*Source material*:
********************
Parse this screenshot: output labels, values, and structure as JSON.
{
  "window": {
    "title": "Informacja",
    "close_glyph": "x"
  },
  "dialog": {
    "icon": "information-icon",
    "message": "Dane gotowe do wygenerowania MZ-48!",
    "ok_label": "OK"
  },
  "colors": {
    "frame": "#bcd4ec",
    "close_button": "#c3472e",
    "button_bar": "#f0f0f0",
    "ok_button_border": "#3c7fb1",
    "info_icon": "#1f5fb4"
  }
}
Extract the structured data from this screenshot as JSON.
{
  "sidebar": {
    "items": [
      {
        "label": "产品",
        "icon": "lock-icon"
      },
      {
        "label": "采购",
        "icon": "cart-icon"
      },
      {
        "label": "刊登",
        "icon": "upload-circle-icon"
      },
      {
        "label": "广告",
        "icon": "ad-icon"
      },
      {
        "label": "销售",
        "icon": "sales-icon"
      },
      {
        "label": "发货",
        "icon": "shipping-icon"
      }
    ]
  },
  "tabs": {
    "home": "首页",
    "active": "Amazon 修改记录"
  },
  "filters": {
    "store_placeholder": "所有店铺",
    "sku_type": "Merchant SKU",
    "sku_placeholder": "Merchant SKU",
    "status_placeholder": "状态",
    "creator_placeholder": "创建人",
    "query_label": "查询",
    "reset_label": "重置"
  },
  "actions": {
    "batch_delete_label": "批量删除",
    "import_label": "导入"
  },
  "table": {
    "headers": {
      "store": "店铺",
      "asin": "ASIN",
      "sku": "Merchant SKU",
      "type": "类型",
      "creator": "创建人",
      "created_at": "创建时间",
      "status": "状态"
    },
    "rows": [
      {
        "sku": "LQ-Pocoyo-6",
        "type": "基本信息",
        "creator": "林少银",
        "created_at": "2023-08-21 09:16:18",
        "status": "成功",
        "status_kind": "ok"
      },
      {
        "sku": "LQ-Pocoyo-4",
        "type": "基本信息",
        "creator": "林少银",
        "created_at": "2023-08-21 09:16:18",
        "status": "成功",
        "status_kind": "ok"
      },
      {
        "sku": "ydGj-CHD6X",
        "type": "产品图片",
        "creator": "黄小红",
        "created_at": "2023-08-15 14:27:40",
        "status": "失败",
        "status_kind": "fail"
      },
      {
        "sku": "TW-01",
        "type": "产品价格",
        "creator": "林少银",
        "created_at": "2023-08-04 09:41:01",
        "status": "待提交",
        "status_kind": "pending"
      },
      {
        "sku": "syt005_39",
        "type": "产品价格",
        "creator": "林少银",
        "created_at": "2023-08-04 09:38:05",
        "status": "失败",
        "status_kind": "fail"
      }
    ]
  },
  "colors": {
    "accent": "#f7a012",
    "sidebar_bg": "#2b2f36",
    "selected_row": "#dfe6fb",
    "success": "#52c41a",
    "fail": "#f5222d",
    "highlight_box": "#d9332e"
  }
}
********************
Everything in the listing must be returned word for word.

*Task response*:
Parse this screenshot: output labels, values, and structure as JSON.
{
  "window": {
    "title": "Informacja",
    "close_glyph": "x"
  },
  "dialog": {
    "icon": "information-icon",
    "message": "Dane gotowe do wygenerowania MZ-48!",
    "ok_label": "OK"
  },
  "colors": {
    "frame": "#bcd4ec",
    "close_button": "#c3472e",
    "button_bar": "#f0f0f0",
    "ok_button_border": "#3c7fb1",
    "info_icon": "#1f5fb4"
  }
}
Extract the structured data from this screenshot as JSON.
{
  "sidebar": {
    "items": [
      {
        "label": "产品",
        "icon": "lock-icon"
      },
      {
        "label": "采购",
        "icon": "cart-icon"
      },
      {
        "label": "刊登",
        "icon": "upload-circle-icon"
      },
      {
        "label": "广告",
        "icon": "ad-icon"
      },
      {
        "label": "销售",
        "icon": "sales-icon"
      },
      {
        "label": "发货",
        "icon": "shipping-icon"
      }
    ]
  },
  "tabs": {
    "home": "首页",
    "active": "Amazon 修改记录"
  },
  "filters": {
    "store_placeholder": "所有店铺",
    "sku_type": "Merchant SKU",
    "sku_placeholder": "Merchant SKU",
    "status_placeholder": "状态",
    "creator_placeholder": "创建人",
    "query_label": "查询",
    "reset_label": "重置"
  },
  "actions": {
    "batch_delete_label": "批量删除",
    "import_label": "导入"
  },
  "table": {
    "headers": {
      "store": "店铺",
      "asin": "ASIN",
      "sku": "Merchant SKU",
      "type": "类型",
      "creator": "创建人",
      "created_at": "创建时间",
      "status": "状态"
    },
    "rows": [
      {
        "sku": "LQ-Pocoyo-6",
        "type": "基本信息",
        "creator": "林少银",
        "created_at": "2023-08-21 09:16:18",
        "status": "成功",
        "status_kind": "ok"
      },
      {
        "sku": "LQ-Pocoyo-4",
        "type": "基本信息",
        "creator": "林少银",
        "created_at": "2023-08-21 09:16:18",
        "status": "成功",
        "status_kind": "ok"
      },
      {
        "sku": "ydGj-CHD6X",
        "type": "产品图片",
        "creator": "黄小红",
        "created_at": "2023-08-15 14:27:40",
        "status": "失败",
        "status_kind": "fail"
      },
      {
        "sku": "TW-01",
        "type": "产品价格",
        "creator": "林少银",
        "created_at": "2023-08-04 09:41:01",
        "status": "待提交",
        "status_kind": "pending"
      },
      {
        "sku": "syt005_39",
        "type": "产品价格",
        "creator": "林少银",
        "created_at": "2023-08-04 09:38:05",
        "status": "失败",
        "status_kind": "fail"
      }
    ]
  },
  "colors": {
    "accent": "#f7a012",
    "sidebar_bg": "#2b2f36",
    "selected_row": "#dfe6fb",
    "success": "#52c41a",
    "fail": "#f5222d",
    "highlight_box": "#d9332e"
  }
}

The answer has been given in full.